Scan the entries below for lines holding "username". Give the number of such lines alone.

*** Opening of TASK INPUTS ***

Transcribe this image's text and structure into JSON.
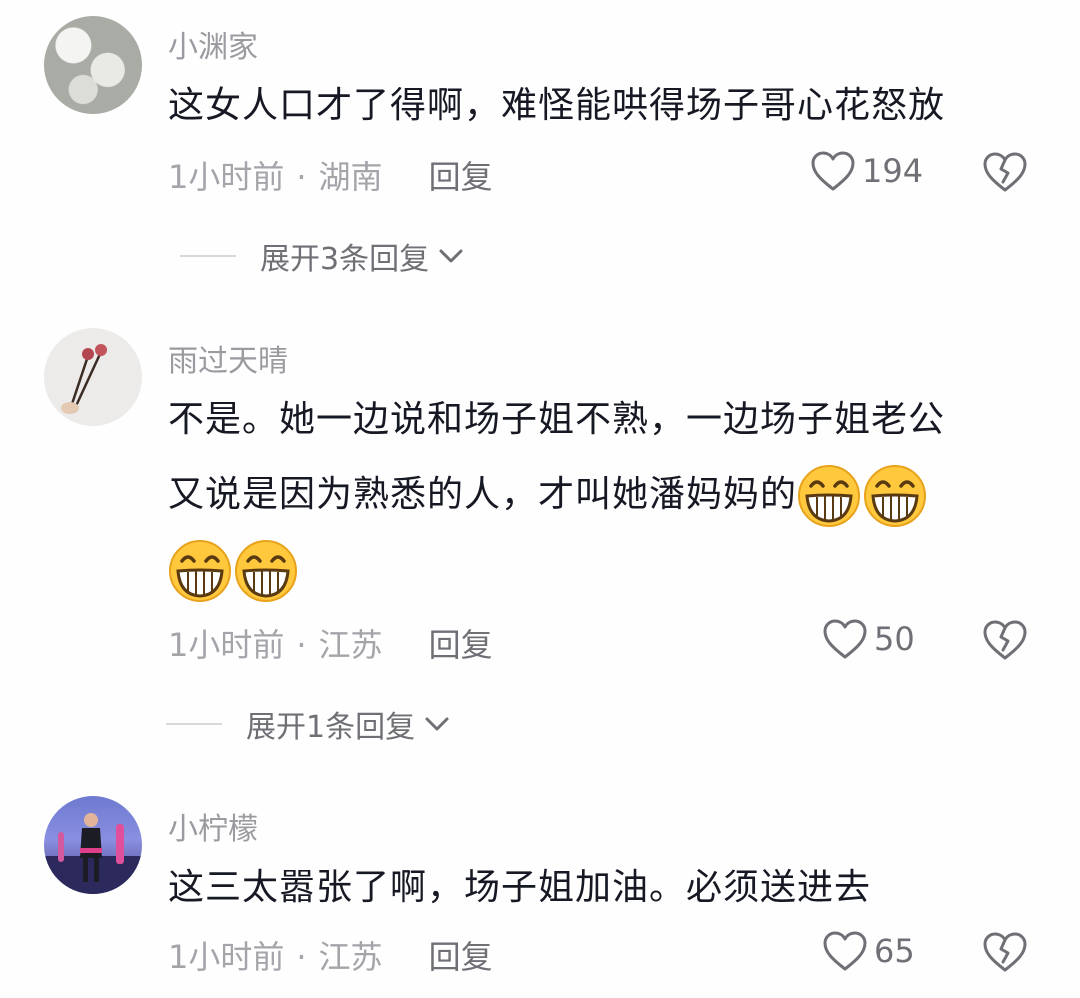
{
  "comments": [
    {
      "username": "小渊家",
      "text": "这女人口才了得啊，难怪能哄得场子哥心花怒放",
      "time": "1小时前",
      "separator": "·",
      "location": "湖南",
      "reply_label": "回复",
      "likes": "194",
      "expand_label": "展开3条回复"
    },
    {
      "username": "雨过天晴",
      "text_line1": "不是。她一边说和场子姐不熟，一边场子姐老公",
      "text_line2": "又说是因为熟悉的人，才叫她潘妈妈的",
      "emoji_name": "grinning-face-emoji",
      "emoji_count": 4,
      "time": "1小时前",
      "separator": "·",
      "location": "江苏",
      "reply_label": "回复",
      "likes": "50",
      "expand_label": "展开1条回复"
    },
    {
      "username": "小柠檬",
      "text": "这三太嚣张了啊，场子姐加油。必须送进去",
      "time": "1小时前",
      "separator": "·",
      "location": "江苏",
      "reply_label": "回复",
      "likes": "65"
    }
  ],
  "icons": {
    "like": "heart-outline-icon",
    "dislike": "broken-heart-icon",
    "expand": "chevron-down-icon"
  },
  "colors": {
    "text_primary": "#161823",
    "text_secondary": "#a4a4aa",
    "emoji_yellow": "#ffc83d"
  }
}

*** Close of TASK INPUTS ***

=== OUTPUT BELOW ===
3